The phase out will apply to all new plastic shopping bags with handles that are made of plastic up to 70 microns in thickness. This includes the light-weight plastic bags commonly found at supermarket, takeaway food and other retail checkouts, as well as heavier boutique-style shopping bags and the ‘emergency’ bags currently offered by some supermarkets as an alternative to a free single-use bag. It will also include bags fitting this description made of degradable plastic (ie, biodegradable, compostable and oxy-degradable) regardless of whether the plastic material is sourced from fossil-fuel, synthetic compounds or from biological sources such as plants.

See images of bags included in the phase out 

What can I use to carry my goods home now?

Most major retailers already supply low-cost reusable bags for purchase. Retailers may also consider providing cardboard boxes to help their customers as they adjust to the transition – however this is up to each retailer.

Alternatives to single-use plastic shopping bags include long-life reusable bags in heavier-duty plastic, composite bags of hessian with other materials, and long-lasting bags made of lightweight nylon, cotton, recycled fabric or jute. Paper shopping bags remain an option for retailers although the Ministry is encouraging a move away from single-use options (no matter the material).

Shoppers can also bring their own wheeled trolley bags, backpacks and home-made bags.

Won’t people stockpile bags before the regulations take effect for bin liners etc?

This is about transitioning to reusable bags over time. It will be a quicker shift for some people to make than others which is why we have factored in six months for people to adjust. 

Many New Zealanders are already getting behind this change and we’ve already seen people adjust to mandatory phase outs of plastic bags in a number of countries, states and cities overseas. 

Recent research commissioned by the Ministry for the Environment found that 50 per cent of New Zealanders say they ‘always’ bring reusable bags when shopping.

This toolkit for businesses provides practical guidance on the upcoming ban on single-use plastic shopping bags. 

The toolkit has:

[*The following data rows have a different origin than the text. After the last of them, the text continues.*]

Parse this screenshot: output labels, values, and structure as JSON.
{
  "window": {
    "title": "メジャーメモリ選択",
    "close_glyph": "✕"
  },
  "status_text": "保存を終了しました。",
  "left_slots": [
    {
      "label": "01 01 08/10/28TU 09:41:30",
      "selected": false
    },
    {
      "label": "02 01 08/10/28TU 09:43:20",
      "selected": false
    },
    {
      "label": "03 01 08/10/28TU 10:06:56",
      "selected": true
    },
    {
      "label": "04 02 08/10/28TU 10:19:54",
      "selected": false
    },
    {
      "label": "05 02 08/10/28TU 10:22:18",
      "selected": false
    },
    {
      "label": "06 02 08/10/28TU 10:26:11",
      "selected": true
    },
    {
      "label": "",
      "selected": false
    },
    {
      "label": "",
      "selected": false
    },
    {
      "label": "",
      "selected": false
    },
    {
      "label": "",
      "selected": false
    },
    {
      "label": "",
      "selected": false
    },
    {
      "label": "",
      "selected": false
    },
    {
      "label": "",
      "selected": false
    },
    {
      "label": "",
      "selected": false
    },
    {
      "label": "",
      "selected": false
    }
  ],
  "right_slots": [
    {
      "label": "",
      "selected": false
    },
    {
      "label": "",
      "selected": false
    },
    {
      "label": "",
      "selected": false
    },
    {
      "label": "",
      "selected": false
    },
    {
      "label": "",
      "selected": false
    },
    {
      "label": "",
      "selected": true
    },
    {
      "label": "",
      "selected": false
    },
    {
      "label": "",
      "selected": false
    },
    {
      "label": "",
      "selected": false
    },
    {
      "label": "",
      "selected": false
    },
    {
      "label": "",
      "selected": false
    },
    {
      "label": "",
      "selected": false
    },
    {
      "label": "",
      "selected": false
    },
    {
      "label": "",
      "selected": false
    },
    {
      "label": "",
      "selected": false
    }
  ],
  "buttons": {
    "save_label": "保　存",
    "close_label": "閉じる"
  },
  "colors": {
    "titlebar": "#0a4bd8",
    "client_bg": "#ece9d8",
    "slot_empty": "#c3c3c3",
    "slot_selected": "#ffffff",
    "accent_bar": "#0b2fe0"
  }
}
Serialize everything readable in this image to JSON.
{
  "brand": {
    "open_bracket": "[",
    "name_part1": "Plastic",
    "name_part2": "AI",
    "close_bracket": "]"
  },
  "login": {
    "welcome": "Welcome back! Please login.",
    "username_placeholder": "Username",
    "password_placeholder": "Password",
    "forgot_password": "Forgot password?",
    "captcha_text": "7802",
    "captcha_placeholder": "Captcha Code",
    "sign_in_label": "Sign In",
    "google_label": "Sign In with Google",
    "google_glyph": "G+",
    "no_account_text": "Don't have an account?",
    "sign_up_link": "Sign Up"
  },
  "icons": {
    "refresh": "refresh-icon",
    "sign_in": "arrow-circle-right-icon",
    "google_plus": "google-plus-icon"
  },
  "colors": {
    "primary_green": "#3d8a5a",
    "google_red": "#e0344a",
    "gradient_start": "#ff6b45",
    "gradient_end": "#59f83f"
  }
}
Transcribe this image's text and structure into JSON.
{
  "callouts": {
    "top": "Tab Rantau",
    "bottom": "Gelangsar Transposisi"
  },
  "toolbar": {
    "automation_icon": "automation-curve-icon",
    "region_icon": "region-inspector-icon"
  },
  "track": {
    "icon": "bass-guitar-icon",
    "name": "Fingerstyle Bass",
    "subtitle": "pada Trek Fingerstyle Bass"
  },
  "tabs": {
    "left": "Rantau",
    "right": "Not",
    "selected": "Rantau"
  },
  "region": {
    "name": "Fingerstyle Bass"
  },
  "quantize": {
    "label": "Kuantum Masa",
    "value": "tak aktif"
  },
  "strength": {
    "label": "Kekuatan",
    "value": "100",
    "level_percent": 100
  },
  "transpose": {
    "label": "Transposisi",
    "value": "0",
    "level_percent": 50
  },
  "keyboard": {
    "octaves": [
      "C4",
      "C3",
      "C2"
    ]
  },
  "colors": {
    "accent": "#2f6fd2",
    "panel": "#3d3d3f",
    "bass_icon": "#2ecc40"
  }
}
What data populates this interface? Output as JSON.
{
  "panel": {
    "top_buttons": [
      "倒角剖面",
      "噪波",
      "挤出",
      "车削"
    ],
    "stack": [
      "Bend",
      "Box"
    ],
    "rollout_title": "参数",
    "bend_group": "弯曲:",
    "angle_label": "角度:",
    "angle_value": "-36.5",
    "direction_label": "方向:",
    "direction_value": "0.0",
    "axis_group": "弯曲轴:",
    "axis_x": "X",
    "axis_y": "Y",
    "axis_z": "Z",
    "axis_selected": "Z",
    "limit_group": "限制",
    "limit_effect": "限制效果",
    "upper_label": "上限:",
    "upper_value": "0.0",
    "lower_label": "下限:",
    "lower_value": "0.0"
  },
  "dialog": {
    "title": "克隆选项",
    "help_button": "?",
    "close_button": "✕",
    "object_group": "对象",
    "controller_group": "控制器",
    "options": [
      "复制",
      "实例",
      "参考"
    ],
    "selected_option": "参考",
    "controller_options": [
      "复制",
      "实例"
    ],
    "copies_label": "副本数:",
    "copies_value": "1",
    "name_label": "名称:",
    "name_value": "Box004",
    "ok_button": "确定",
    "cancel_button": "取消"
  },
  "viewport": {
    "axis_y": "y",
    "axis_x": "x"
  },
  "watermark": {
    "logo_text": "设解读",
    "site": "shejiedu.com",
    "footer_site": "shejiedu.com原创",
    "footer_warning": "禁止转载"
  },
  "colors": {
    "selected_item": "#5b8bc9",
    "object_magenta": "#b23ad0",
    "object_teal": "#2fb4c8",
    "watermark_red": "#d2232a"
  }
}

  • facts for businesses on the ban
  • how to answer customer questions on the ban
  • suggested alternatives to single-use plastic shopping bags for different types of businesses 
  • environmental pros and cons of alternatives to single-use plastic shopping bags
  • questions to ask your bag supplier when deciding on alternative options.

See the toolkit